(SOURCE DATA Opens)

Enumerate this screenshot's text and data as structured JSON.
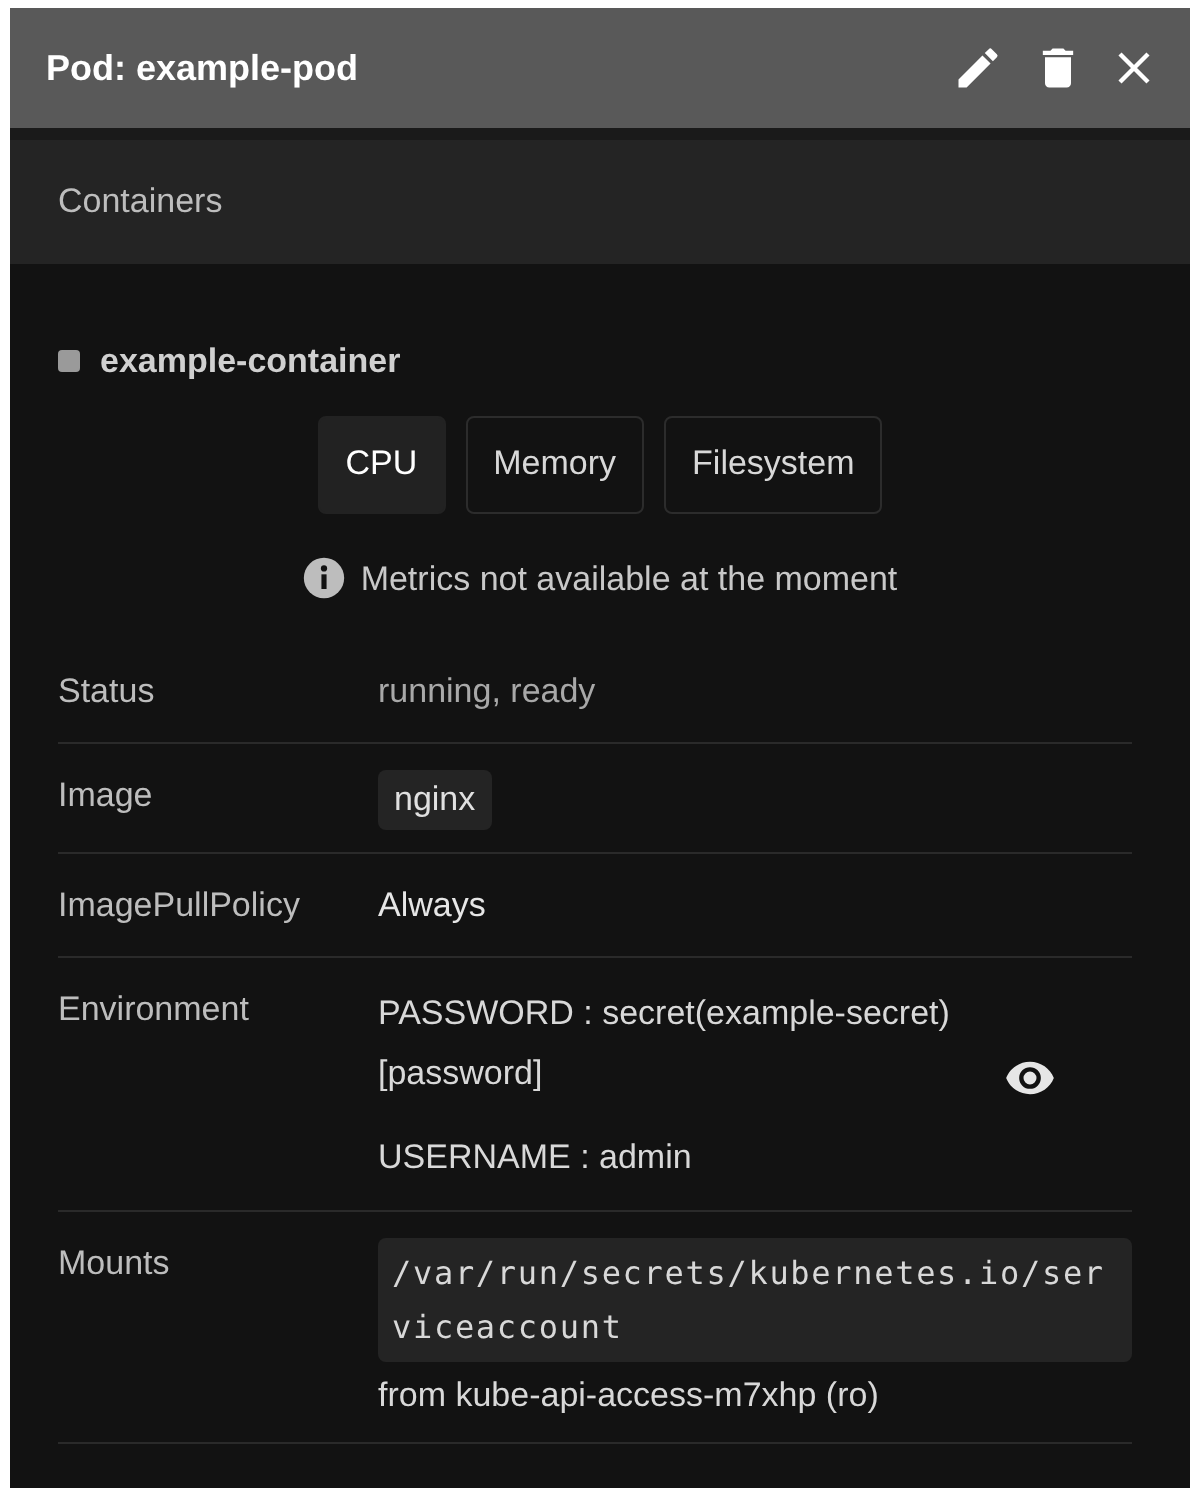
{
  "window": {
    "title": "Pod: example-pod"
  },
  "section": {
    "title": "Containers"
  },
  "container": {
    "name": "example-container",
    "metric_tabs": [
      {
        "label": "CPU",
        "selected": true
      },
      {
        "label": "Memory",
        "selected": false
      },
      {
        "label": "Filesystem",
        "selected": false
      }
    ],
    "notice": "Metrics not available at the moment",
    "rows": [
      {
        "kind": "text",
        "label": "Status",
        "value": "running, ready",
        "muted": true
      },
      {
        "kind": "chip",
        "label": "Image",
        "value": "nginx"
      },
      {
        "kind": "text",
        "label": "ImagePullPolicy",
        "value": "Always",
        "muted": false
      },
      {
        "kind": "env",
        "label": "Environment",
        "vars": [
          {
            "text": "PASSWORD : secret(example-secret) [password]",
            "secret": true
          },
          {
            "text": "USERNAME : admin",
            "secret": false
          }
        ]
      },
      {
        "kind": "mounts",
        "label": "Mounts",
        "mounts": [
          {
            "path": "/var/run/secrets/kubernetes.io/serviceaccount",
            "source": "from kube-api-access-m7xhp (ro)"
          }
        ]
      }
    ]
  }
}
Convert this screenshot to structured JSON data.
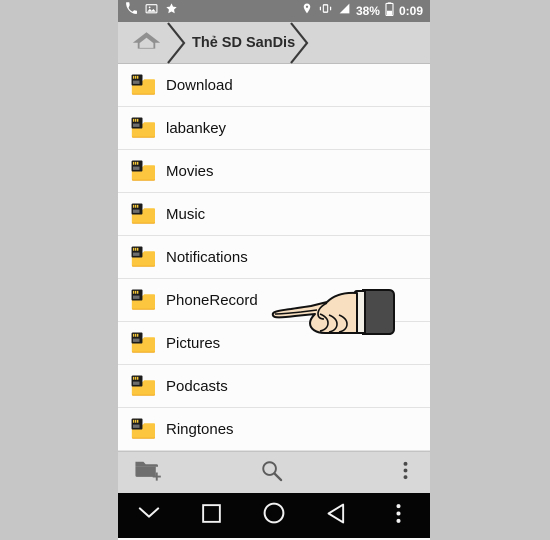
{
  "statusbar": {
    "left_icons": [
      "phone-handset-icon",
      "picture-icon",
      "star-icon"
    ],
    "right_icons": [
      "location-pin-icon",
      "vibrate-icon",
      "signal-bars-icon",
      "battery-icon"
    ],
    "battery_percent": "38%",
    "clock": "0:09"
  },
  "breadcrumb": {
    "home_icon": "home-icon",
    "items": [
      {
        "label": "Thẻ SD SanDis"
      }
    ]
  },
  "filelist": {
    "items": [
      {
        "name": "Download",
        "icon": "sd-folder-icon"
      },
      {
        "name": "labankey",
        "icon": "sd-folder-icon"
      },
      {
        "name": "Movies",
        "icon": "sd-folder-icon"
      },
      {
        "name": "Music",
        "icon": "sd-folder-icon"
      },
      {
        "name": "Notifications",
        "icon": "sd-folder-icon"
      },
      {
        "name": "PhoneRecord",
        "icon": "sd-folder-icon"
      },
      {
        "name": "Pictures",
        "icon": "sd-folder-icon"
      },
      {
        "name": "Podcasts",
        "icon": "sd-folder-icon"
      },
      {
        "name": "Ringtones",
        "icon": "sd-folder-icon"
      }
    ]
  },
  "toolbar": {
    "new_folder_icon": "new-folder-icon",
    "search_icon": "search-icon",
    "overflow_icon": "overflow-menu-icon"
  },
  "navbar": {
    "hide_keyboard_icon": "chevron-down-icon",
    "recents_icon": "square-recents-icon",
    "home_icon": "circle-home-icon",
    "back_icon": "triangle-back-icon",
    "overflow_icon": "overflow-menu-icon"
  },
  "cursor": {
    "icon": "pointing-hand-cursor",
    "points_at": "PhoneRecord"
  },
  "colors": {
    "page_background": "#c6c6c6",
    "statusbar_background": "#7b7b7b",
    "breadcrumb_background": "#d6d6d6",
    "list_background": "#fcfcfc",
    "toolbar_background": "#d8d8d8",
    "navbar_background": "#050505",
    "folder_yellow": "#fbc02d",
    "text_primary": "#111111"
  }
}
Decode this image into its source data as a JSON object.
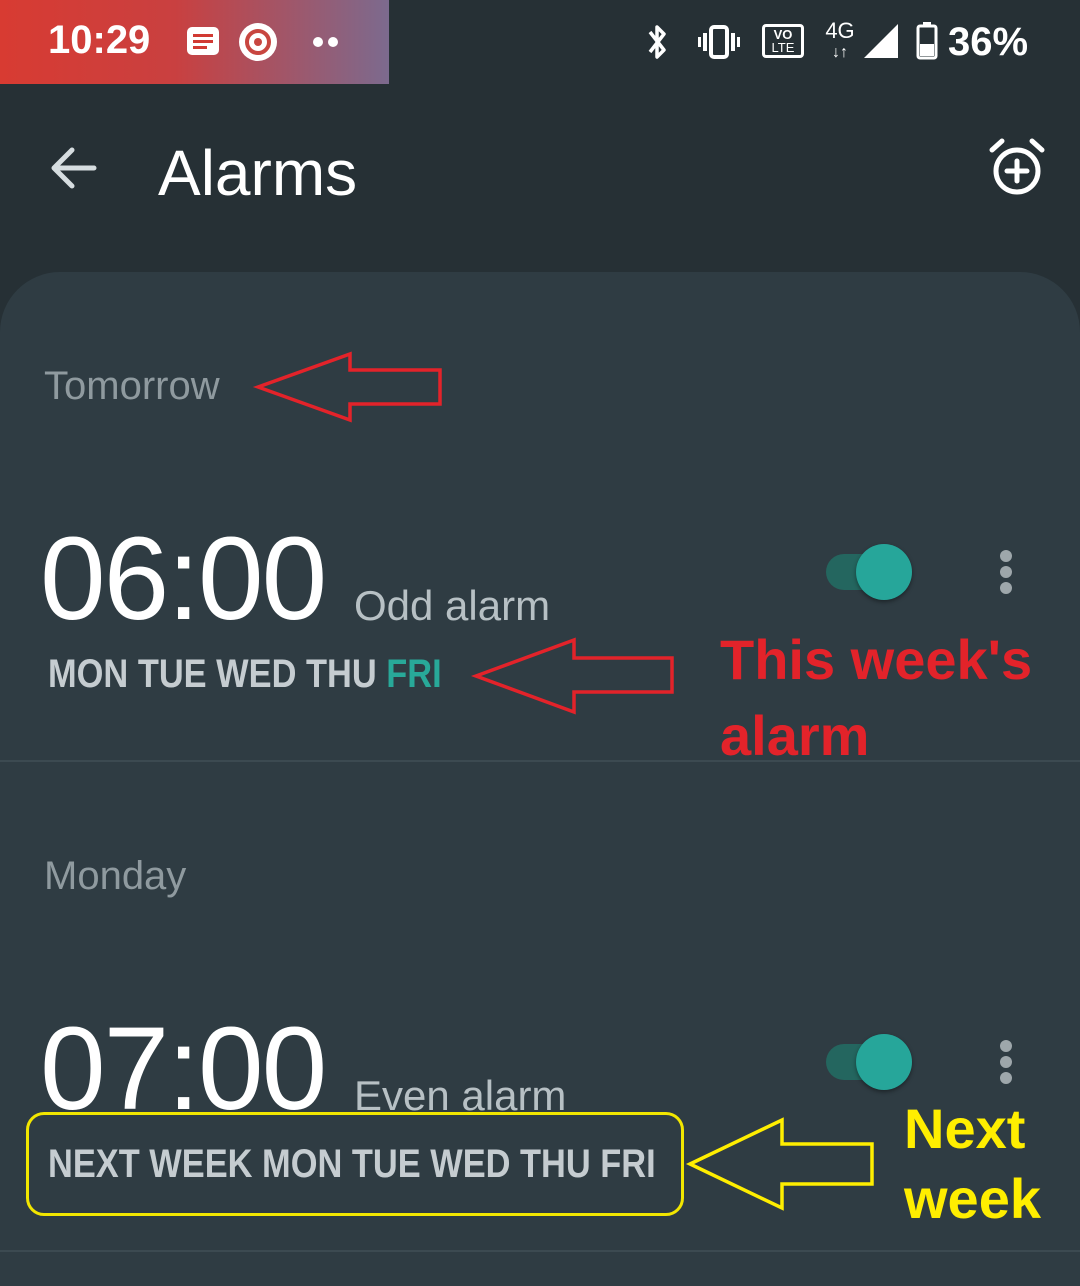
{
  "status_bar": {
    "time": "10:29",
    "battery": "36%",
    "network": "4G",
    "volte": "VO",
    "volte_sub": "LTE",
    "gradient_colors": [
      "#d83b32",
      "#7c6a8e"
    ]
  },
  "app_bar": {
    "title": "Alarms",
    "back_icon": "arrow-left-icon",
    "add_icon": "alarm-add-icon"
  },
  "alarms": [
    {
      "section": "Tomorrow",
      "time": "06:00",
      "label": "Odd alarm",
      "days_prefix": "MON TUE WED THU ",
      "days_active": "FRI",
      "enabled": true
    },
    {
      "section": "Monday",
      "time": "07:00",
      "label": "Even alarm",
      "days": "NEXT WEEK MON TUE WED THU FRI",
      "enabled": true
    }
  ],
  "annotations": {
    "this_week_line1": "This week's",
    "this_week_line2": "alarm",
    "next_week_line1": "Next",
    "next_week_line2": "week",
    "red_color": "#e3232a",
    "yellow_color": "#ffee00"
  },
  "colors": {
    "background": "#263035",
    "card": "#2f3c43",
    "accent": "#26a69a"
  }
}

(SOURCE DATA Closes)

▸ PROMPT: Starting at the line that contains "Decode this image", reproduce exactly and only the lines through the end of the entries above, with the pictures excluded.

▸ SOLVED PROBLEM:
Decode this image into its source data as a JSON object.
{
  "status_bar": {
    "time": "10:29",
    "battery": "36%",
    "network": "4G",
    "volte": "VO",
    "volte_sub": "LTE",
    "gradient_colors": [
      "#d83b32",
      "#7c6a8e"
    ]
  },
  "app_bar": {
    "title": "Alarms",
    "back_icon": "arrow-left-icon",
    "add_icon": "alarm-add-icon"
  },
  "alarms": [
    {
      "section": "Tomorrow",
      "time": "06:00",
      "label": "Odd alarm",
      "days_prefix": "MON TUE WED THU ",
      "days_active": "FRI",
      "enabled": true
    },
    {
      "section": "Monday",
      "time": "07:00",
      "label": "Even alarm",
      "days": "NEXT WEEK MON TUE WED THU FRI",
      "enabled": true
    }
  ],
  "annotations": {
    "this_week_line1": "This week's",
    "this_week_line2": "alarm",
    "next_week_line1": "Next",
    "next_week_line2": "week",
    "red_color": "#e3232a",
    "yellow_color": "#ffee00"
  },
  "colors": {
    "background": "#263035",
    "card": "#2f3c43",
    "accent": "#26a69a"
  }
}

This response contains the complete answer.